* **Exercise**
For the data below, say how many lines contain "axis". Only the number should be given.

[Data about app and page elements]
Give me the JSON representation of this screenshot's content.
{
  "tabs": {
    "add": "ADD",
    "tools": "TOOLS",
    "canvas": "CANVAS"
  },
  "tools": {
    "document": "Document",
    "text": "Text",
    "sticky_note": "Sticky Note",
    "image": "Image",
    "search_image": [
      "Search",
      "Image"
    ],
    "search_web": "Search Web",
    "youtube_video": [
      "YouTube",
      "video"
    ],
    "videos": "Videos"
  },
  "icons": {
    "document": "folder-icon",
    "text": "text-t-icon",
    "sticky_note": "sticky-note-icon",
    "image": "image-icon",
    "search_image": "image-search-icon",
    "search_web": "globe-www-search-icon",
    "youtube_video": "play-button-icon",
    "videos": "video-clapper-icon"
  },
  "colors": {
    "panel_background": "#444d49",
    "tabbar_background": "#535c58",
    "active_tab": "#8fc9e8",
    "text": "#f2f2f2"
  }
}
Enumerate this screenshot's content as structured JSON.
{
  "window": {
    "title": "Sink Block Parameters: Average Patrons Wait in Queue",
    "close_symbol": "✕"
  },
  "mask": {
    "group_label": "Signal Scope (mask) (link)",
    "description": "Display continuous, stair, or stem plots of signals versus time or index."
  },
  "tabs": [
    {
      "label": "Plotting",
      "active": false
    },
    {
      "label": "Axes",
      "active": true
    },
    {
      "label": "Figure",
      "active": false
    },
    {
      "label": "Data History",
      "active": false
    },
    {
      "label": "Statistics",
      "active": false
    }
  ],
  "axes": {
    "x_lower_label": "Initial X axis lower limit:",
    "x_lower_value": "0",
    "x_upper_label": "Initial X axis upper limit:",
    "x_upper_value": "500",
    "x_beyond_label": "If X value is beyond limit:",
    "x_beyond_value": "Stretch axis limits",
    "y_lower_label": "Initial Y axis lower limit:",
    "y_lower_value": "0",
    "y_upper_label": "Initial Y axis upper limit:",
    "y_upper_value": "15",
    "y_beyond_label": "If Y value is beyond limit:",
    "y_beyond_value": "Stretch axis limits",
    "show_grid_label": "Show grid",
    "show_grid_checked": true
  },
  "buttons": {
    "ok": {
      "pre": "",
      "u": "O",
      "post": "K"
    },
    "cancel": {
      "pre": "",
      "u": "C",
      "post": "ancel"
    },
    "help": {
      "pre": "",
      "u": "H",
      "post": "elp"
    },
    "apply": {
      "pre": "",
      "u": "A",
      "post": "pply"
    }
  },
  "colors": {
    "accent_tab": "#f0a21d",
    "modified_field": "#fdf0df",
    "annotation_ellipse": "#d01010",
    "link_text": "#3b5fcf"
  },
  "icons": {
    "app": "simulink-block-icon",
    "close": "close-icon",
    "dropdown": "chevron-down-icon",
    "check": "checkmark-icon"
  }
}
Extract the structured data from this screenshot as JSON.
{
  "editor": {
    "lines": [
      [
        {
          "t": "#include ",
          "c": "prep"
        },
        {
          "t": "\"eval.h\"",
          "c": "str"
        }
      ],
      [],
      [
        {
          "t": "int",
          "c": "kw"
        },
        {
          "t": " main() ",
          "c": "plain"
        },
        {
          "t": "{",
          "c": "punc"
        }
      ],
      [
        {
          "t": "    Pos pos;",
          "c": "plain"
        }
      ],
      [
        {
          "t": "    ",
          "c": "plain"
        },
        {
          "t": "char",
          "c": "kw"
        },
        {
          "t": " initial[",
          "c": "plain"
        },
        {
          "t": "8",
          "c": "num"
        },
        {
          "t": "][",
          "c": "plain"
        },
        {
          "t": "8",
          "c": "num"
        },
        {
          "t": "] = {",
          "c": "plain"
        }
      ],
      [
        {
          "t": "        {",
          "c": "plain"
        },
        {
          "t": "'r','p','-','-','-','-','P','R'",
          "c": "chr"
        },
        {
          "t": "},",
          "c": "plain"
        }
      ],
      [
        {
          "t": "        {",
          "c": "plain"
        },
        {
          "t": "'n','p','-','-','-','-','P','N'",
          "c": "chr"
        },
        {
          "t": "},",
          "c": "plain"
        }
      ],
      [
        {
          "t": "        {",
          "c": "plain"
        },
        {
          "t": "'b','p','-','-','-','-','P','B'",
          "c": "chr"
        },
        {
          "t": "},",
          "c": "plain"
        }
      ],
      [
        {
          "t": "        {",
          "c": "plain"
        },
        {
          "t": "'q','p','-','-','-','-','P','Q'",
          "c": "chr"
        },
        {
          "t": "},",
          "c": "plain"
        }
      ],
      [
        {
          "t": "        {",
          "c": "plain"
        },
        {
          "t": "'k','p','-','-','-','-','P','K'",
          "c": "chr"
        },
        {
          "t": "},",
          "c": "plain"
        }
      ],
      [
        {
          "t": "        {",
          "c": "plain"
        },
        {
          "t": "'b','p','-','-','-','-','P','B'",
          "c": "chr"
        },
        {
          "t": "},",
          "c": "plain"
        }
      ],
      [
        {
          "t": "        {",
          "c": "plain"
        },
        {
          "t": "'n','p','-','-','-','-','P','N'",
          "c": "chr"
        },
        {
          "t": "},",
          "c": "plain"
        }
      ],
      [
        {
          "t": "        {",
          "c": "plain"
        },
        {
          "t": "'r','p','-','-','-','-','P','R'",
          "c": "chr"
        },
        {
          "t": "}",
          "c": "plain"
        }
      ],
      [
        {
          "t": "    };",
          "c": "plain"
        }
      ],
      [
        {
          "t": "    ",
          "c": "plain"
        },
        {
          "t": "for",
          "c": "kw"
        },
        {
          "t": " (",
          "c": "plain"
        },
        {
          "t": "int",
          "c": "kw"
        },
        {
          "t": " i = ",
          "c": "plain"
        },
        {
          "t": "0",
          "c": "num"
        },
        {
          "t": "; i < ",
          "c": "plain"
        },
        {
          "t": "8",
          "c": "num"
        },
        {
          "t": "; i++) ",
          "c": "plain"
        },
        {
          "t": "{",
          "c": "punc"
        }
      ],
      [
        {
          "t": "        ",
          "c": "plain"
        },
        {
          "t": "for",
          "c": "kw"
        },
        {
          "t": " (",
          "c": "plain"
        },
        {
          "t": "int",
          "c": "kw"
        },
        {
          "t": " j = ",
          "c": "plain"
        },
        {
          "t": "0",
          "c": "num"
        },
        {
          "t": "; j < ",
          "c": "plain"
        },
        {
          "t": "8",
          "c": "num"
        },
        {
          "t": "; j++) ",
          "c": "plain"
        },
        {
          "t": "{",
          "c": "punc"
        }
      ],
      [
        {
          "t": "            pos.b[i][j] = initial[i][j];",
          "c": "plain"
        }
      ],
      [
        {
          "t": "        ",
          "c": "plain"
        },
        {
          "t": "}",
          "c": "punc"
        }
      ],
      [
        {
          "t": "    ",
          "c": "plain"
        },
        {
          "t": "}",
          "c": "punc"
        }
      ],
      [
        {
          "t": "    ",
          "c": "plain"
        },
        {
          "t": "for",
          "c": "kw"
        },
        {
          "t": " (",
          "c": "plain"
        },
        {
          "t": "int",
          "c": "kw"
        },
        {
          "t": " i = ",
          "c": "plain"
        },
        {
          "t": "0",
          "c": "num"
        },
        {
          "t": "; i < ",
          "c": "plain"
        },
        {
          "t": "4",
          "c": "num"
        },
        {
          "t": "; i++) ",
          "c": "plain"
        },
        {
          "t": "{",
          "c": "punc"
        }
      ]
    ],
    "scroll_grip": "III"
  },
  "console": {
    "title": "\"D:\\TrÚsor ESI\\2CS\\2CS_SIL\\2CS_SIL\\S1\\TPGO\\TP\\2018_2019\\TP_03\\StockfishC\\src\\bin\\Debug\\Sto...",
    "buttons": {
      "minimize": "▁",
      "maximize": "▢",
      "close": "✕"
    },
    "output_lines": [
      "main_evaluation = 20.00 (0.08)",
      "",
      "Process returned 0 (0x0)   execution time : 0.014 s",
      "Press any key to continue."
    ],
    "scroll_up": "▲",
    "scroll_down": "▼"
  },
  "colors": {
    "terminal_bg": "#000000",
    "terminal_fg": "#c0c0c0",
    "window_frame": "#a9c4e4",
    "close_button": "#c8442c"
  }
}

* **Finished task**
6